* **TASK BRIEF**
Report every line of the records that contains the word "cartoon".

Source data:
════════════════════

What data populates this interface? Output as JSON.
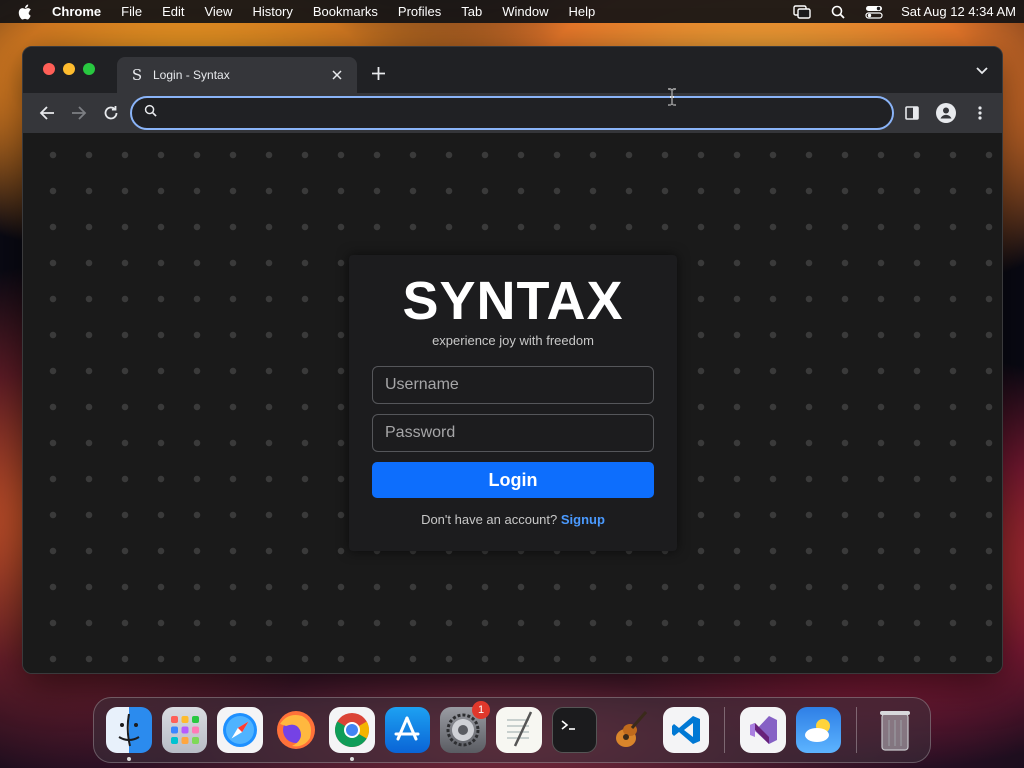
{
  "menubar": {
    "app_name": "Chrome",
    "items": [
      "File",
      "Edit",
      "View",
      "History",
      "Bookmarks",
      "Profiles",
      "Tab",
      "Window",
      "Help"
    ],
    "clock": "Sat Aug 12  4:34 AM"
  },
  "browser": {
    "tab": {
      "title": "Login - Syntax",
      "favicon": "S"
    },
    "omnibox": {
      "value": "",
      "placeholder": ""
    }
  },
  "page": {
    "brand": "SYNTAX",
    "tagline": "experience joy with freedom",
    "username_placeholder": "Username",
    "password_placeholder": "Password",
    "login_label": "Login",
    "signup_prompt": "Don't have an account?",
    "signup_link": "Signup"
  },
  "dock": {
    "apps": [
      "finder",
      "launchpad",
      "safari",
      "firefox",
      "chrome",
      "app-store",
      "system-settings",
      "textedit",
      "terminal",
      "garageband",
      "vscode",
      "visual-studio",
      "weather",
      "trash"
    ],
    "badge": "1"
  },
  "colors": {
    "accent": "#0d6efd",
    "link": "#4a9aff",
    "focus_ring": "#8ab4f8"
  }
}
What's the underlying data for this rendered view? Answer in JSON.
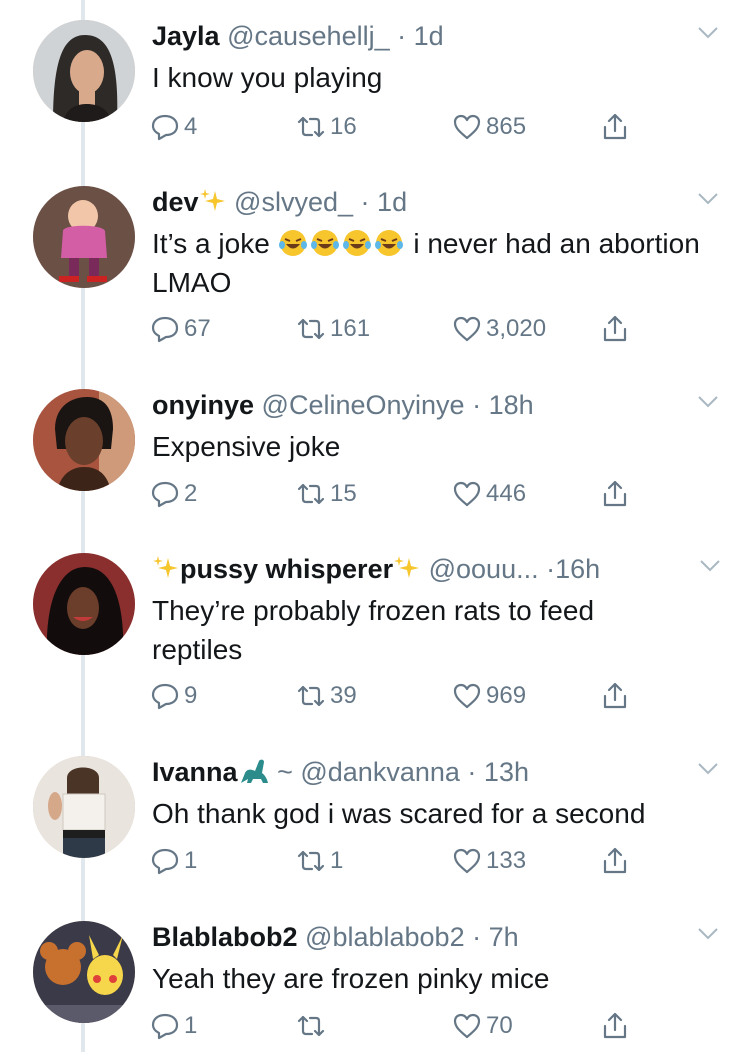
{
  "colors": {
    "text": "#14171a",
    "muted": "#657786",
    "line": "#e1e8ed",
    "emoji": "#f7c52c"
  },
  "tweets": [
    {
      "name": "Jayla",
      "handle": "@causehellj_",
      "dot": "·",
      "time": "1d",
      "text": "I know you playing",
      "replies": "4",
      "retweets": "16",
      "likes": "865",
      "avatar_icon": "woman-portrait-avatar"
    },
    {
      "name": "dev",
      "name_suffix_icon": "sparkles-emoji",
      "handle": "@slvyed_",
      "dot": "·",
      "time": "1d",
      "text_before": "It’s a joke",
      "text_emoji": "laughing-tears-emoji x4",
      "text_after": "i never had an abortion LMAO",
      "replies": "67",
      "retweets": "161",
      "likes": "3,020",
      "avatar_icon": "cartoon-character-avatar"
    },
    {
      "name": "onyinye",
      "handle": "@CelineOnyinye",
      "dot": "·",
      "time": "18h",
      "text": "Expensive joke",
      "replies": "2",
      "retweets": "15",
      "likes": "446",
      "avatar_icon": "woman-selfie-avatar"
    },
    {
      "name": "pussy whisperer",
      "name_prefix_icon": "sparkles-emoji",
      "name_suffix_icon": "sparkles-emoji",
      "handle": "@oouu...",
      "dot": "·",
      "time": "16h",
      "text": "They’re probably frozen rats to feed reptiles",
      "replies": "9",
      "retweets": "39",
      "likes": "969",
      "avatar_icon": "woman-dark-hair-avatar"
    },
    {
      "name": "Ivanna",
      "name_suffix_icon": "dinosaur-emoji",
      "name_suffix_text": "~",
      "handle": "@dankvanna",
      "dot": "·",
      "time": "13h",
      "text": "Oh thank god i was scared for a second",
      "replies": "1",
      "retweets": "1",
      "likes": "133",
      "avatar_icon": "mirror-selfie-avatar"
    },
    {
      "name": "Blablabob2",
      "handle": "@blablabob2",
      "dot": "·",
      "time": "7h",
      "text": "Yeah they are frozen pinky mice",
      "replies": "1",
      "retweets": "",
      "likes": "70",
      "avatar_icon": "cartoon-mouse-pikachu-avatar"
    }
  ]
}
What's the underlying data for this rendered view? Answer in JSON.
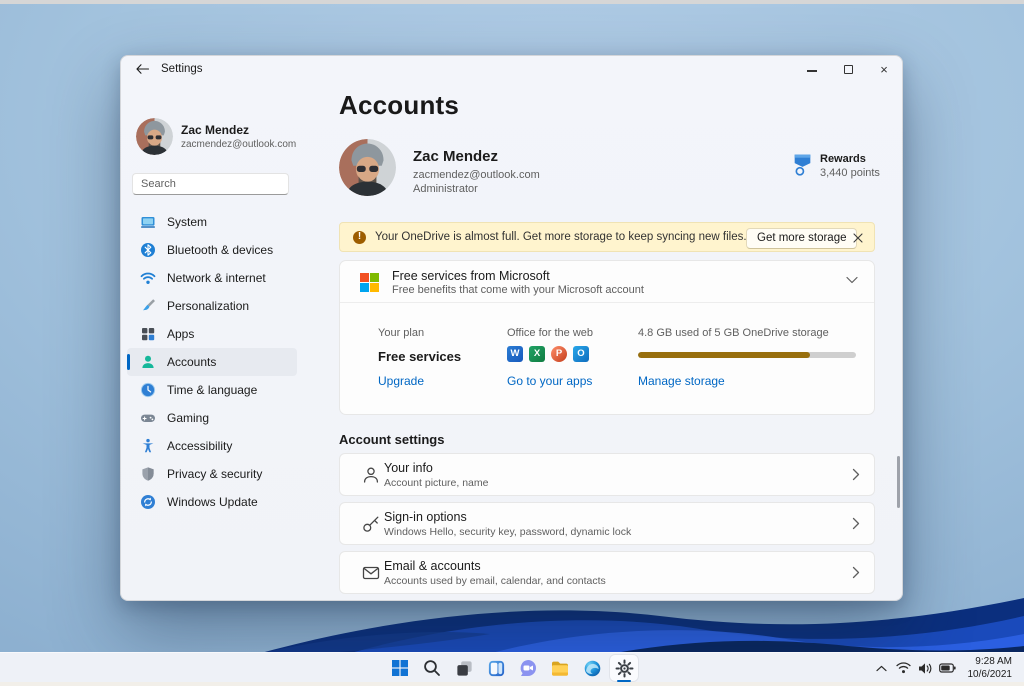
{
  "titlebar": {
    "title": "Settings"
  },
  "sidebar": {
    "user": {
      "name": "Zac Mendez",
      "email": "zacmendez@outlook.com"
    },
    "search_placeholder": "Search",
    "items": [
      {
        "label": "System"
      },
      {
        "label": "Bluetooth & devices"
      },
      {
        "label": "Network & internet"
      },
      {
        "label": "Personalization"
      },
      {
        "label": "Apps"
      },
      {
        "label": "Accounts"
      },
      {
        "label": "Time & language"
      },
      {
        "label": "Gaming"
      },
      {
        "label": "Accessibility"
      },
      {
        "label": "Privacy & security"
      },
      {
        "label": "Windows Update"
      }
    ]
  },
  "content": {
    "page_title": "Accounts",
    "profile": {
      "name": "Zac Mendez",
      "email": "zacmendez@outlook.com",
      "role": "Administrator"
    },
    "rewards": {
      "label": "Rewards",
      "points": "3,440 points"
    },
    "banner": {
      "message": "Your OneDrive is almost full. Get more storage to keep syncing new files.",
      "button_label": "Get more storage"
    },
    "services": {
      "title": "Free services from Microsoft",
      "subtitle": "Free benefits that come with your Microsoft account",
      "plan": {
        "label": "Your plan",
        "value": "Free services",
        "link": "Upgrade"
      },
      "office": {
        "label": "Office for the web",
        "link": "Go to your apps",
        "apps": [
          {
            "letter": "W"
          },
          {
            "letter": "X"
          },
          {
            "letter": "P"
          },
          {
            "letter": "O"
          }
        ]
      },
      "storage": {
        "label": "4.8 GB used of 5 GB OneDrive storage",
        "link": "Manage storage",
        "percent_used": 79
      }
    },
    "account_settings": {
      "heading": "Account settings",
      "rows": [
        {
          "title": "Your info",
          "subtitle": "Account picture, name"
        },
        {
          "title": "Sign-in options",
          "subtitle": "Windows Hello, security key, password, dynamic lock"
        },
        {
          "title": "Email & accounts",
          "subtitle": "Accounts used by email, calendar, and contacts"
        }
      ]
    }
  },
  "taskbar": {
    "tray": {
      "time": "9:28 AM",
      "date": "10/6/2021"
    }
  },
  "colors": {
    "accent": "#0067c4",
    "banner_bg": "#fff4ce",
    "storage_fill": "#986f0e"
  }
}
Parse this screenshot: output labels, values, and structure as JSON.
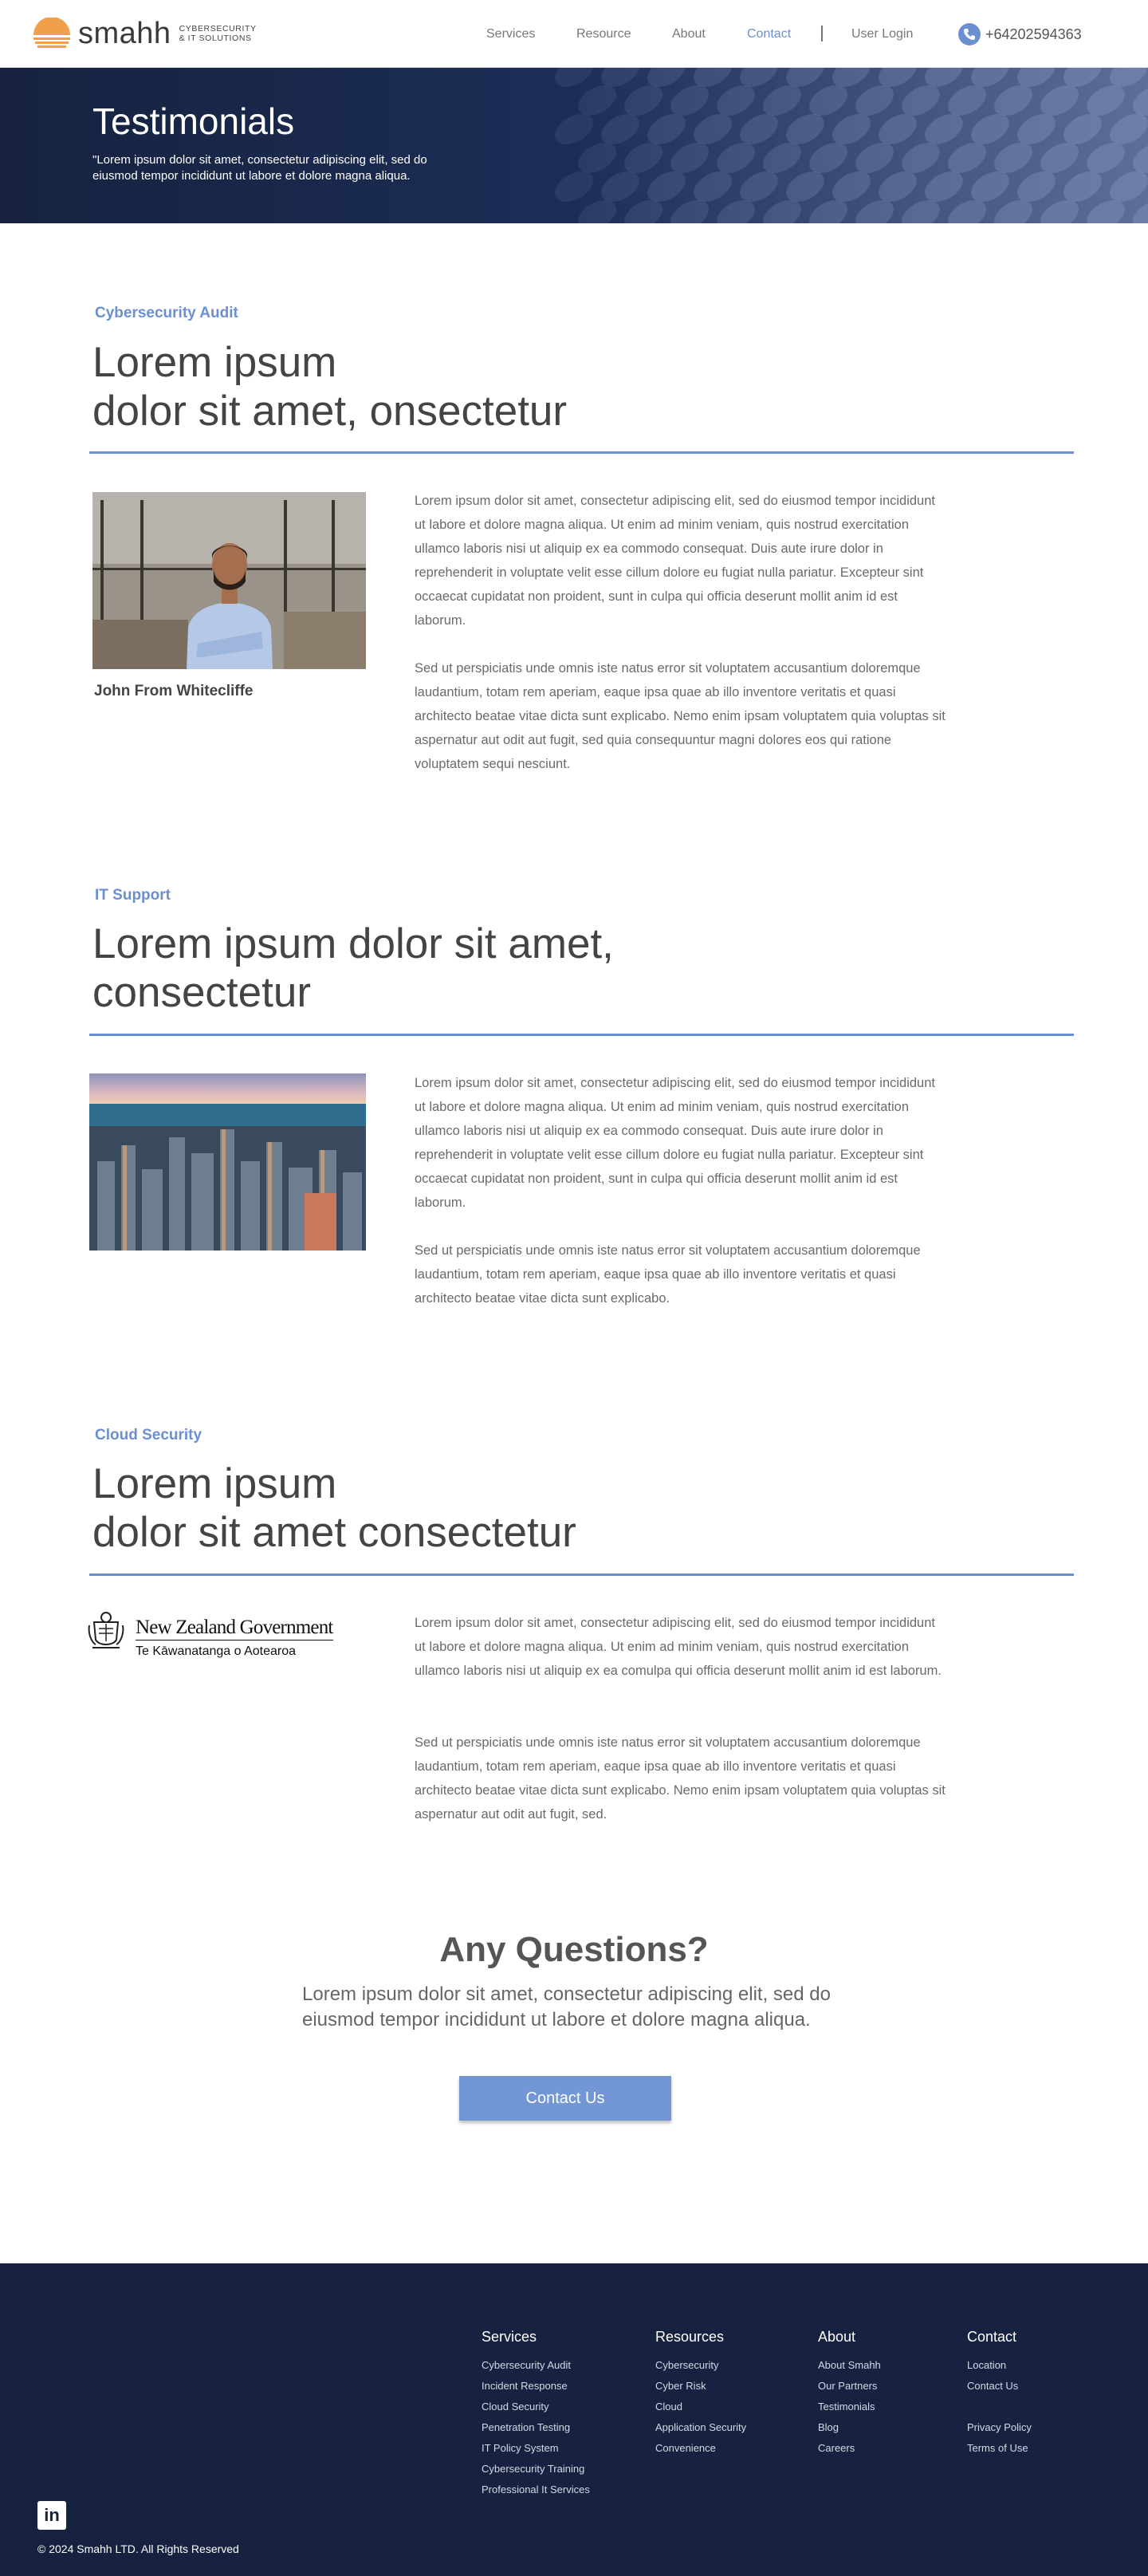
{
  "brand": {
    "name": "smahh",
    "tagline_1": "CYBERSECURITY",
    "tagline_2": "& IT SOLUTIONS"
  },
  "nav": {
    "items": [
      "Services",
      "Resource",
      "About",
      "Contact",
      "User Login"
    ],
    "active": "Contact",
    "phone": "+64202594363"
  },
  "hero": {
    "title": "Testimonials",
    "subtitle": "\"Lorem ipsum dolor sit amet, consectetur adipiscing elit, sed do eiusmod tempor incididunt ut labore et dolore magna aliqua."
  },
  "sections": [
    {
      "kicker": "Cybersecurity Audit",
      "title_line1": "Lorem ipsum",
      "title_line2": "dolor sit amet, onsectetur",
      "caption": "John From Whitecliffe",
      "para1": "Lorem ipsum dolor sit amet, consectetur adipiscing elit, sed do eiusmod tempor incididunt ut labore et dolore magna aliqua. Ut enim ad minim veniam, quis nostrud exercitation ullamco laboris nisi ut aliquip ex ea commodo consequat. Duis aute irure dolor in reprehenderit in voluptate velit esse cillum dolore eu fugiat nulla pariatur. Excepteur sint occaecat cupidatat non proident, sunt in culpa qui officia deserunt mollit anim id est laborum.",
      "para2": "Sed ut perspiciatis unde omnis iste natus error sit voluptatem accusantium doloremque laudantium, totam rem aperiam, eaque ipsa quae ab illo inventore veritatis et quasi architecto beatae vitae dicta sunt explicabo. Nemo enim ipsam voluptatem quia voluptas sit aspernatur aut odit aut fugit, sed quia consequuntur magni dolores eos qui ratione voluptatem sequi nesciunt."
    },
    {
      "kicker": "IT Support",
      "title_line1": "Lorem ipsum dolor sit amet,",
      "title_line2": "consectetur",
      "para1": "Lorem ipsum dolor sit amet, consectetur adipiscing elit, sed do eiusmod tempor incididunt ut labore et dolore magna aliqua. Ut enim ad minim veniam, quis nostrud exercitation ullamco laboris nisi ut aliquip ex ea commodo consequat. Duis aute irure dolor in reprehenderit in voluptate velit esse cillum dolore eu fugiat nulla pariatur. Excepteur sint occaecat cupidatat non proident, sunt in culpa qui officia deserunt mollit anim id est laborum.",
      "para2": "Sed ut perspiciatis unde omnis iste natus error sit voluptatem accusantium doloremque laudantium, totam rem aperiam, eaque ipsa quae ab illo inventore veritatis et quasi architecto beatae vitae dicta sunt explicabo."
    },
    {
      "kicker": "Cloud Security",
      "title_line1": "Lorem ipsum",
      "title_line2": "dolor sit amet consectetur",
      "logo_main": "New Zealand Government",
      "logo_sub": "Te Kāwanatanga o Aotearoa",
      "para1": "Lorem ipsum dolor sit amet, consectetur adipiscing elit, sed do eiusmod tempor incididunt ut labore et dolore magna aliqua. Ut enim ad minim veniam, quis nostrud exercitation ullamco laboris nisi ut aliquip ex ea comulpa qui officia deserunt mollit anim id est laborum.",
      "para2": "Sed ut perspiciatis unde omnis iste natus error sit voluptatem accusantium doloremque laudantium, totam rem aperiam, eaque ipsa quae ab illo inventore veritatis et quasi architecto beatae vitae dicta sunt explicabo. Nemo enim ipsam voluptatem quia voluptas sit aspernatur aut odit aut fugit, sed."
    }
  ],
  "questions": {
    "title": "Any Questions?",
    "subtitle": "Lorem ipsum dolor sit amet, consectetur adipiscing elit, sed do eiusmod tempor incididunt ut labore et dolore magna aliqua.",
    "button": "Contact Us"
  },
  "footer": {
    "columns": [
      {
        "title": "Services",
        "links": [
          "Cybersecurity Audit",
          "Incident Response",
          "Cloud Security",
          "Penetration Testing",
          "IT Policy System",
          "Cybersecurity Training",
          "Professional It Services"
        ]
      },
      {
        "title": "Resources",
        "links": [
          "Cybersecurity",
          "Cyber Risk",
          "Cloud",
          "Application Security",
          "Convenience"
        ]
      },
      {
        "title": "About",
        "links": [
          "About Smahh",
          "Our Partners",
          "Testimonials",
          "Blog",
          "Careers"
        ]
      },
      {
        "title": "Contact",
        "links": [
          "Location",
          "Contact Us",
          "",
          "Privacy Policy",
          "Terms of Use"
        ]
      }
    ],
    "copyright": "© 2024 Smahh LTD.  All Rights Reserved",
    "social_icon": "linkedin-icon"
  },
  "colors": {
    "accent": "#6b8fd0",
    "navy": "#16223f",
    "button": "#7396d4",
    "sun": "#f0a04a"
  }
}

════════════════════

* **RESULT FOR THIS EXERCISE**
      "avatar_icon": "cartoon-character-avatar"
      "avatar_icon": "cartoon-mouse-pikachu-avatar"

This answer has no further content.